When one speaks of surrealism and experimentation within the world of film, it goes without saying that the household name of David Lynch comes into play. Known for his auspicious works such as Eraserhead (1997), The Elephant Man (1980), and Mulholland Drive (2001), the enigmatic filmmaker has established an everlasting impression onto the Cult film circuit for decades. As Lynch is arguably one of the most innovative and diverse auteurs of our time, it seems only right that cinephiles and art fanatics must have wondered about the insights and thought process of the eccentric’s mind.
The auteur-biographical documentary “David Lynch: The Art Life” directed by Jon Nguyen, showcases a period of artistic development from Lynch’s youth leading up to his first feature, Eraserhead.
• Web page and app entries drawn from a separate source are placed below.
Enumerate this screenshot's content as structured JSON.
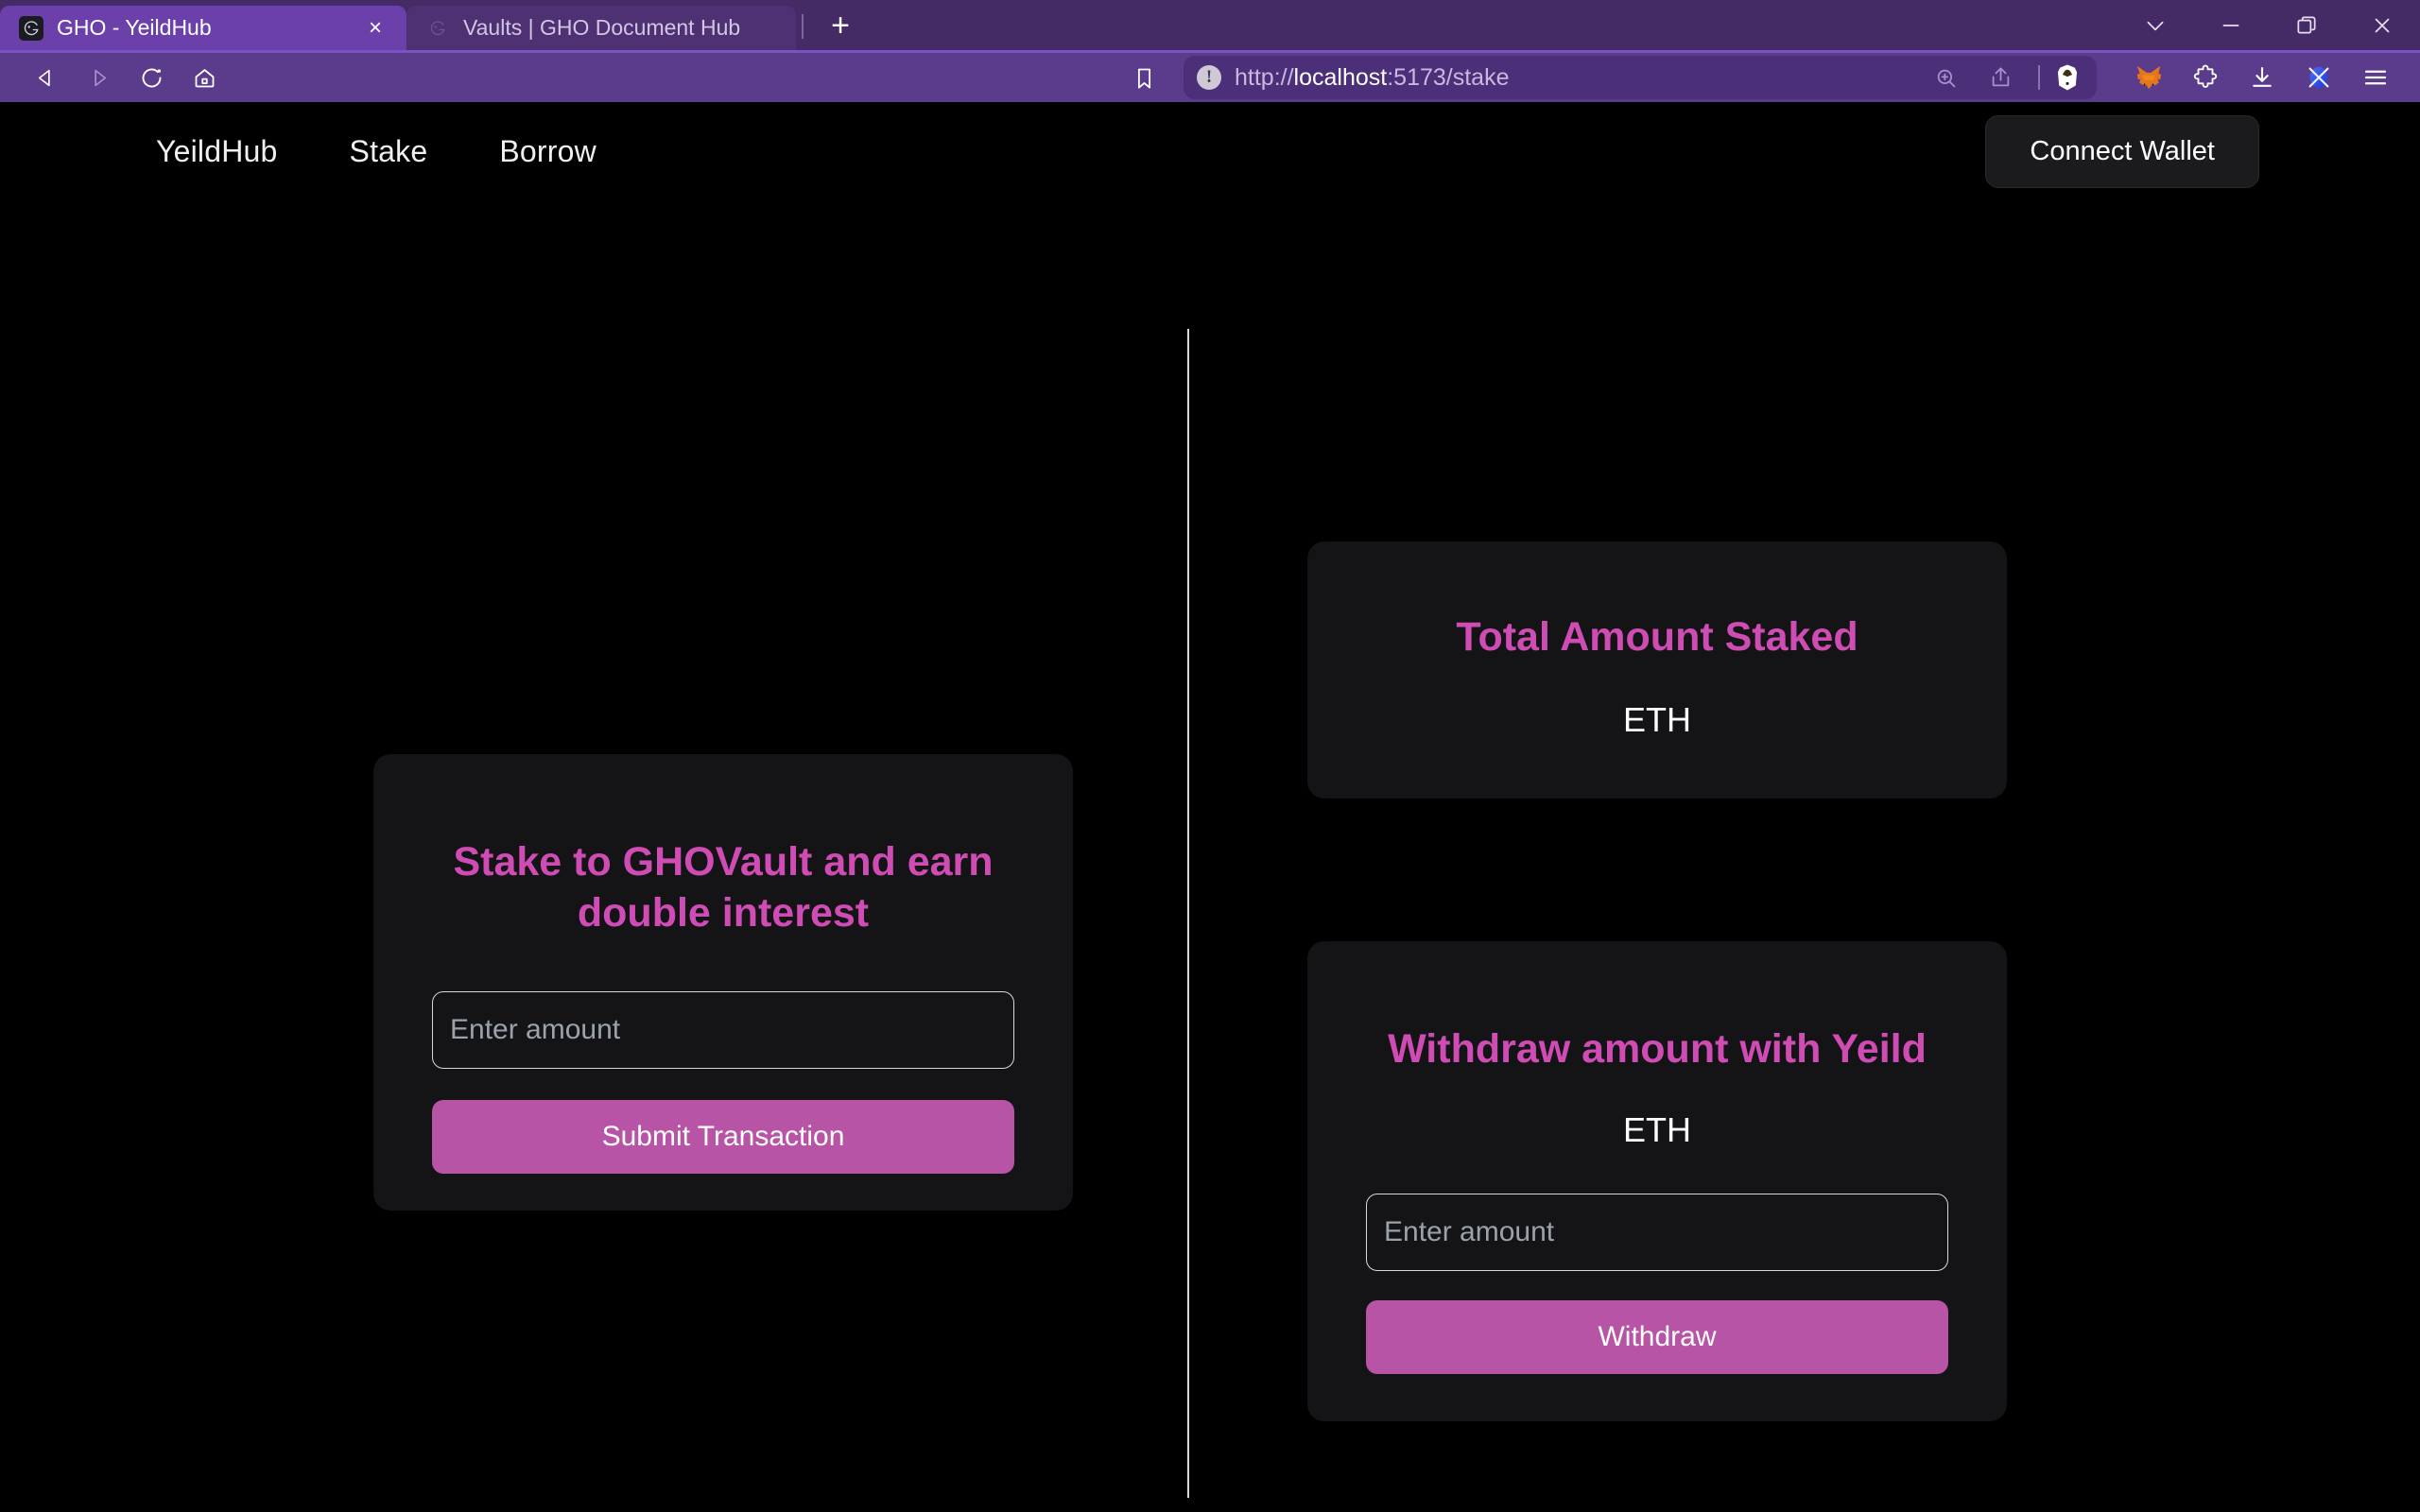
{
  "browser": {
    "tabs": [
      {
        "title": "GHO - YeildHub",
        "favicon": "gho-logo-icon",
        "active": true,
        "close_label": "×"
      },
      {
        "title": "Vaults | GHO Document Hub",
        "favicon": "gho-logo-icon",
        "active": false
      }
    ],
    "new_tab_label": "+",
    "window_controls": [
      "tab-search-chevron-icon",
      "minimize-icon",
      "restore-icon",
      "close-icon"
    ],
    "nav_icons": [
      "back-icon",
      "forward-icon",
      "reload-icon",
      "home-icon",
      "bookmark-icon"
    ],
    "url": {
      "scheme": "http://",
      "host": "localhost",
      "rest": ":5173/stake",
      "full": "http://localhost:5173/stake",
      "security_glyph": "!"
    },
    "url_actions": [
      "zoom-in-icon",
      "share-icon",
      "brave-shields-lion-icon"
    ],
    "extension_icons": [
      "metamask-fox-icon",
      "extensions-puzzle-icon",
      "downloads-icon",
      "brave-wallet-icon",
      "browser-menu-icon"
    ],
    "colors": {
      "tabstrip_bg": "#452b66",
      "active_tab_bg": "#6b40aa",
      "inactive_tab_bg": "#4e3173",
      "toolbar_bg": "#5a3b8c",
      "urlbar_bg": "#4b2f78"
    }
  },
  "app": {
    "nav": {
      "brand": "YeildHub",
      "links": [
        {
          "label": "YeildHub"
        },
        {
          "label": "Stake"
        },
        {
          "label": "Borrow"
        }
      ],
      "connect_wallet_label": "Connect Wallet"
    },
    "stake_card": {
      "heading": "Stake to GHOVault and earn double interest",
      "input_placeholder": "Enter amount",
      "input_value": "",
      "submit_label": "Submit Transaction"
    },
    "total_staked_card": {
      "heading": "Total Amount Staked",
      "amount": "",
      "unit": "ETH"
    },
    "withdraw_card": {
      "heading": "Withdraw amount with Yeild",
      "amount": "",
      "unit": "ETH",
      "input_placeholder": "Enter amount",
      "input_value": "",
      "withdraw_label": "Withdraw"
    },
    "colors": {
      "page_bg": "#000000",
      "card_bg": "#141316",
      "accent_heading": "#cf4cb4",
      "accent_button": "#b854a6",
      "text_primary": "#ffffff",
      "placeholder": "#9aa3ab",
      "divider": "#d9d9d9"
    }
  }
}
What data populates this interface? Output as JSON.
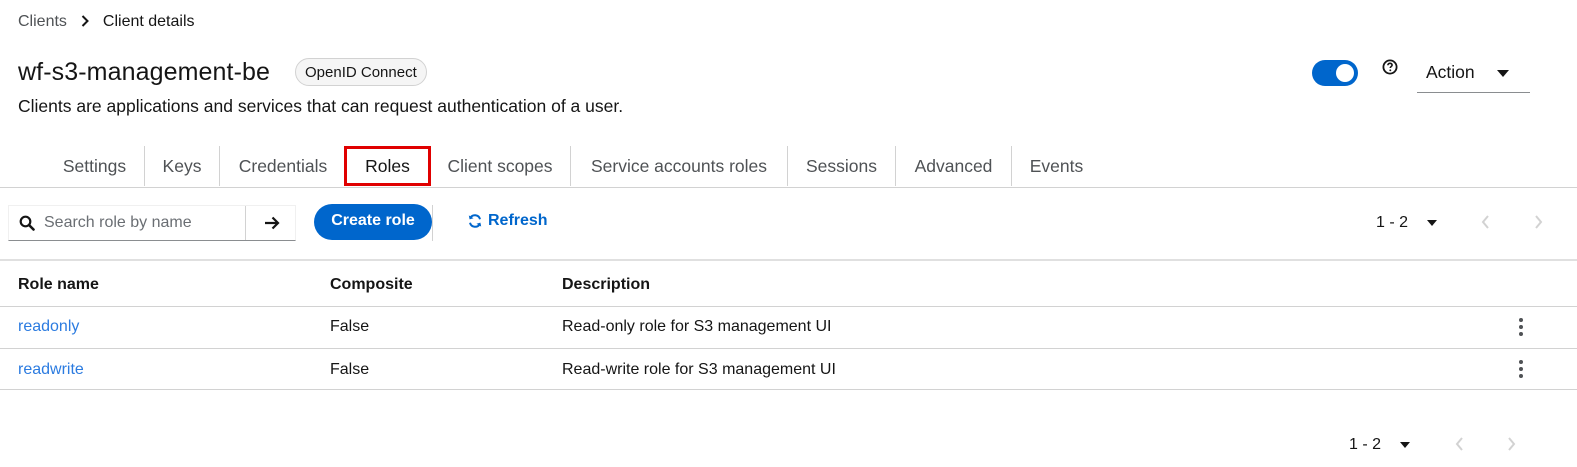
{
  "breadcrumb": {
    "parent": "Clients",
    "current": "Client details"
  },
  "header": {
    "title": "wf-s3-management-be",
    "badge": "OpenID Connect",
    "subtitle": "Clients are applications and services that can request authentication of a user.",
    "enabled": true,
    "action_label": "Action"
  },
  "tabs": [
    {
      "label": "Settings"
    },
    {
      "label": "Keys"
    },
    {
      "label": "Credentials"
    },
    {
      "label": "Roles",
      "active": true
    },
    {
      "label": "Client scopes"
    },
    {
      "label": "Service accounts roles"
    },
    {
      "label": "Sessions"
    },
    {
      "label": "Advanced"
    },
    {
      "label": "Events"
    }
  ],
  "toolbar": {
    "search_placeholder": "Search role by name",
    "create_label": "Create role",
    "refresh_label": "Refresh",
    "pagination": "1 - 2"
  },
  "table": {
    "columns": [
      "Role name",
      "Composite",
      "Description"
    ],
    "rows": [
      {
        "name": "readonly",
        "composite": "False",
        "description": "Read-only role for S3 management UI"
      },
      {
        "name": "readwrite",
        "composite": "False",
        "description": "Read-write role for S3 management UI"
      }
    ]
  },
  "footer": {
    "pagination": "1 - 2"
  },
  "colors": {
    "primary": "#0066cc",
    "link": "#2b7be0",
    "highlight": "#e00000"
  },
  "icons": [
    "chevron-right-icon",
    "help-icon",
    "caret-down-icon",
    "search-icon",
    "arrow-right-icon",
    "refresh-icon",
    "kebab-icon",
    "angle-left-icon",
    "angle-right-icon"
  ]
}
The documentary narrated by none other than Lynch himself, focuses on him puttering around his wooden home-studio in the Hollywood Hills alongside toddler daughter, Lula whilst depicting a personal account of his early creative process.
For cinemagoers who were expecting a breakdown of Lynch’s major works, they might leave dissatisfied as this documentary revolved around the intimate study of the man himself with his lopsided perspectives. But as Lynch was known as the man of ambiguity and generally reserved throughout his interviews, it's hard to complain as this documentary takes us a step closer to meticulously understanding his perplexed and puzzling world.
Beginning from his childhood days, Lynch and his family travelled from one white picketed fence suburb to the next—as he described that his world was no larger than a few blocks. Yet, Lynch grew up as anxious, complex, and peculiar child which may have led him to become the aspiring artist he was made to be. While he was reminiscing about his happiest adolescent moments, there was a slight tinge of the abnormal in them.
In one dark recollection, Lynch was reciting a memory regarding a faithful night of childhood suburban bliss when it was overturned by an abrupt encounter with a naked, hysterical, and bloodied woman emerging from the woods, only to end up weeping by the kerb of their streets. With sounds of his baby brother crying in the distance, the frightened young Lynch only managed to describe the experience as “otherworldly”. It’s no surprise to Lynch enthusiasts that the 1986 cult classic, Blue Velvet, was stemmed from this exact traumatic memory from his early youth.
While Lynch was sharing tales of his adolescence in the fashion of an 80’s therapist sitting on a red lounge chair with a cigarette in hand, director Nguyen overlaid it with a combination of archival footage from the filmmaker’s youth and contrasted it with a contemporary film of the older Lynch in his home studio. Throughout the documentary, montages of Lynch’s personal artworks, sketches and paintings often seen as grotesque and exquisite with no lines in between filled the screen almost in hope of projecting a certain confession towards the audience. With such ways of directing, Nguyen paid homage to Lynch himself by recreating a unique contrast between the mundane and iniquitous through this documentary.